I have been looking into Boost.Python recently and today I looked at the CGAL Python Bindings project. In retrospect, I should have known when I saw the handmade Makefile and instructions for the previous major version of CGAL that I was getting into some old, unmaintained code. On the other hand, it is a good thing I went through the exercise of going through the code and compiling some parts of it. For future reference, the current Python wrapper project for CGAL is actually called cgal-bindings and actually uses SWIG. I still don’t really want to get into SWIG because it’s another thing I have to learn, and my project already incorporates Boost so I’ll stick to that.

The other thing that I spent most of my time on was repairing the skull meshes that we have in the lab.

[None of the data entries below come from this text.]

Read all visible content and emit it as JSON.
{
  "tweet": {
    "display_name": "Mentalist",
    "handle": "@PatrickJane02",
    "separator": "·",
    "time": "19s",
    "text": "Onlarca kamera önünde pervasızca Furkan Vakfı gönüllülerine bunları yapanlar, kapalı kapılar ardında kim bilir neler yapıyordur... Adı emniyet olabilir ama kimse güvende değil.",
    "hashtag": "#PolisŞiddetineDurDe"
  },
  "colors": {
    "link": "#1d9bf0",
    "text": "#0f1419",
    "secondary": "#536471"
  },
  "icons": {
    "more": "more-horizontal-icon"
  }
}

A lot of these meshes have twists, tangles, and foldovers that are really gnarly and I didn’t know how to deal with them until recently I learned a thing or two about Blender. I remember when I first opened Blender up, couldn’t find a way to import my .off file, and just wanted to close it and be done with it. Now, I know enough to be able to do what I want as far as untangling these contorted meshes. I repaired 7 today, and I think I can finish the remaining 10 tomorrow.


Above is an example of a gnarly part of the monkey skull mesh. What happened is that a narrow U-shaped patch actually crossed over on itself to become something like the lowercase Greek letter gamma. Here, you’re looking at it from the side, and the highlighted triangles indicate where two faces intersect with each other — this doesn’t happen in reality, so I have to manually pull them apart. Of course, the other gnarly part is the sharp triangles along the ridge line. I write a program to flatten meshes, but it blows up if the input mesh has such configuration of triangles.


Here’s an example of what I’m able to do through Blender now. I can pull the sides apart so that the self-intersections go away, and I can clean up the tuft of triangles along the ridge. It takes a bit of time, and it’s up to you to rebuild the shape in a reasonable way. But I’m glad that I can fix it now. I might make a video to demonstrate the technique at some point.

I didn’t get to read as much as I wanted to today. I have a paper on my stack about LDDMM and hippocampus shape that looks interesting, so I’ll read it tomorrow. For general reading, I’ve been saying that I want to get back into reading Chinese, but I’m sick of just reading the news. I bookmarked two blog portals (here and here) that my friends linked articles from on Facebook. I’ll probably spend a bit of time just browsing for a blog or two in a category I’m interested in tomorrow.